A concrete example of the modernization of Ottoman society was the introduction of photography. The first photographic studio opened in Istanbul in 1850. Orientalist photographs recording city panoramas, monuments, and views of daily life, mostly in the bazaar area, as well as the rich human landscape attracted foreigners, thus expanding the market. New studios were opened, and photography penetrated into Anatolia.
One such thematic series prepared by pioneer photographers of the nineteenth century with a commercial interest in mind covered the images of the ubiquitous street vendors encountered in bazaars and streets, at the gates of madrasas, in front of mosques, and by public fountains. These itinerant vendors, representing all ethnic and age groups, were a dynamic part of daily life with their gestures, poses and mimicry – their calls and cries, anecdotes, and jokes – done while performing their jobs.
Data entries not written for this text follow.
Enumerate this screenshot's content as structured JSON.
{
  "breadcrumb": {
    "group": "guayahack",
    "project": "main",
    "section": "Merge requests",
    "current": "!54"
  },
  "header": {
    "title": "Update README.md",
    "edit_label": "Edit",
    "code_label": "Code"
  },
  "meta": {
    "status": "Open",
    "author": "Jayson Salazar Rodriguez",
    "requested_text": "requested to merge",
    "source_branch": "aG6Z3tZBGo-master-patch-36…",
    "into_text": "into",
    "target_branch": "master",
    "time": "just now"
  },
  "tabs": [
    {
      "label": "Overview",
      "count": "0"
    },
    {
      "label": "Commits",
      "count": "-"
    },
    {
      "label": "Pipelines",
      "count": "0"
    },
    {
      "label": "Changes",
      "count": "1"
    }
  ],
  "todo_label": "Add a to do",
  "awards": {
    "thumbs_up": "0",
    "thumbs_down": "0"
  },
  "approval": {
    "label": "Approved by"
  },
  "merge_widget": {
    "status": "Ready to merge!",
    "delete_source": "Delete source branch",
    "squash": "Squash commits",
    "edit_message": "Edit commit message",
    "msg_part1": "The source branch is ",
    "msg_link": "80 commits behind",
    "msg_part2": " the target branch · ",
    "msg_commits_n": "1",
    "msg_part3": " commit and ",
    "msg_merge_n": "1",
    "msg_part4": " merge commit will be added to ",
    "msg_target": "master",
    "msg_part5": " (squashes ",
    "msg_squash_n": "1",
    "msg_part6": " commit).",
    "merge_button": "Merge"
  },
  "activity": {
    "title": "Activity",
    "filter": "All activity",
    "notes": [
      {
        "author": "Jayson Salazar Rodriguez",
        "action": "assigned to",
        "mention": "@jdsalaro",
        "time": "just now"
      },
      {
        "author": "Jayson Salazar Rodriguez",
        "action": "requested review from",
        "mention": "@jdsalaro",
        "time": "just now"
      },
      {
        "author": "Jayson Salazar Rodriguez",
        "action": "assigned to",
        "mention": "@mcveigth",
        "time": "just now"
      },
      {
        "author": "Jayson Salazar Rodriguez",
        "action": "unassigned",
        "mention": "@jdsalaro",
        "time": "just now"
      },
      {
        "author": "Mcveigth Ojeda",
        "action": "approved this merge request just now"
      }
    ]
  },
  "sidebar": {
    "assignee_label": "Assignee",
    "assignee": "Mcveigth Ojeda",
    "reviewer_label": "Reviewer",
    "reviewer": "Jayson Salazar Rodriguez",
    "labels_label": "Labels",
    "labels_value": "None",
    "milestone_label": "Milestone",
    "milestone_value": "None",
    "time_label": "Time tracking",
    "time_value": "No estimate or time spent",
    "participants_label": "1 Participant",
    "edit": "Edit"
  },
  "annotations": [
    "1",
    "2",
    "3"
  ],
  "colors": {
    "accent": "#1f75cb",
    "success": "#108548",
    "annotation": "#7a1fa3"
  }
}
Their photographic documentation was done either naturally in the streets or in the studio setting.
This photo selection comes from the collection of the Suna & İnan Kıraç Research Center for Mediterranean Civilizations and the Kaleiçi Museum that has functioned in Antalya since 1996. Its aim is to present and memorialize these long-forgotten sympathetic actors of the Turkish social life in the nineteenth century as reflected in the lenses of pioneer photographers.
In addition to the old photos, the exhibition presents authentic caricaturizing statuettes produced by the ceramic artist Sadrettin Savaş of Antalya.
The exhibition was hosted at Nuremberg and Berlin, Germany, as well as at various institutions in Antalya during 2011 and 2012.